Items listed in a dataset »
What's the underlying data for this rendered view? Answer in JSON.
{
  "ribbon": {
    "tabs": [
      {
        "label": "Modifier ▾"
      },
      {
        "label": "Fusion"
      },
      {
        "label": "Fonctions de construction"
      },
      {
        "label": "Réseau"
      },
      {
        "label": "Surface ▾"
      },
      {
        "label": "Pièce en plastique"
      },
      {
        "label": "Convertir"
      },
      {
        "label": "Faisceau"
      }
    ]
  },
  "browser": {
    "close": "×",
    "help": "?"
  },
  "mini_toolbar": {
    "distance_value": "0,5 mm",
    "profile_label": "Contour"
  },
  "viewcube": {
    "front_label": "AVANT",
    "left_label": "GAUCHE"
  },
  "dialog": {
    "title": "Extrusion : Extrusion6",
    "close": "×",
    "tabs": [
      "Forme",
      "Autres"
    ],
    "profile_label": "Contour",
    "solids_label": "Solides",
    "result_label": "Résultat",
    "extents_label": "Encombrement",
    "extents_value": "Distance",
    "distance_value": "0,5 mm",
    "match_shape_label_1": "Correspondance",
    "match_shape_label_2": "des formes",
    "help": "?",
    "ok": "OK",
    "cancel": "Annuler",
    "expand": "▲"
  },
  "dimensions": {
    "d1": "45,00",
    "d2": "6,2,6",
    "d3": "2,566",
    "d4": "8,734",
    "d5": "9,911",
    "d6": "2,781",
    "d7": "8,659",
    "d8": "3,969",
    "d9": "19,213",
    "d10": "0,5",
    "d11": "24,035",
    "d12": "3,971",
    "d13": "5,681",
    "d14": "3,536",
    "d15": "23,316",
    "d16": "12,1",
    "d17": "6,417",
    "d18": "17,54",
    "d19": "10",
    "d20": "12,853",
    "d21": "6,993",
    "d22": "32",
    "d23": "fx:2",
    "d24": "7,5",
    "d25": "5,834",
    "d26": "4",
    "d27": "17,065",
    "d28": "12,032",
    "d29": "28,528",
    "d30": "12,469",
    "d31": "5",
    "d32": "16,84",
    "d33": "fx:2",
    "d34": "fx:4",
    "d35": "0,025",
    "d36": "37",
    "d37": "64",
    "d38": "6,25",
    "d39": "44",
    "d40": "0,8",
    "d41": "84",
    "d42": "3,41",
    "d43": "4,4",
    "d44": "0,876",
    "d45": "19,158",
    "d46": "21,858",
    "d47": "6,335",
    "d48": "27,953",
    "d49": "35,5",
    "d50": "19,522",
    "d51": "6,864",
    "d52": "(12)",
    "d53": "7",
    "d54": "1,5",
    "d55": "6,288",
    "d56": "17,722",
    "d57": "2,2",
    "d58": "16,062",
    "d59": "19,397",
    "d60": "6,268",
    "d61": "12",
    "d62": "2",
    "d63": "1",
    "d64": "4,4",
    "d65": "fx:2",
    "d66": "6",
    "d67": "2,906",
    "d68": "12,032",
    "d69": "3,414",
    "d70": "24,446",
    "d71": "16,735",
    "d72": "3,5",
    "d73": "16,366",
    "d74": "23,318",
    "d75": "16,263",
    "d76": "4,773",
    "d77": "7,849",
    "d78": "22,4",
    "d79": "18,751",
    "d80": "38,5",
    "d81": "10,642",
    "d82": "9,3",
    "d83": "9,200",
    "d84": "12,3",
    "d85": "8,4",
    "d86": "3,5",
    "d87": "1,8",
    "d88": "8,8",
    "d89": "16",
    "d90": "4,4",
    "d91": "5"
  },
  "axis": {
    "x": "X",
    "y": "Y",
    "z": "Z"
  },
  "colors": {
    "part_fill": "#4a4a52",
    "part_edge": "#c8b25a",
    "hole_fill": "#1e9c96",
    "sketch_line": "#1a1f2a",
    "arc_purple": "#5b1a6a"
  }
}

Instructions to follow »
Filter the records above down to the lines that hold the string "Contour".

Exercise output »
    "profile_label": "Contour"
    "profile_label": "Contour",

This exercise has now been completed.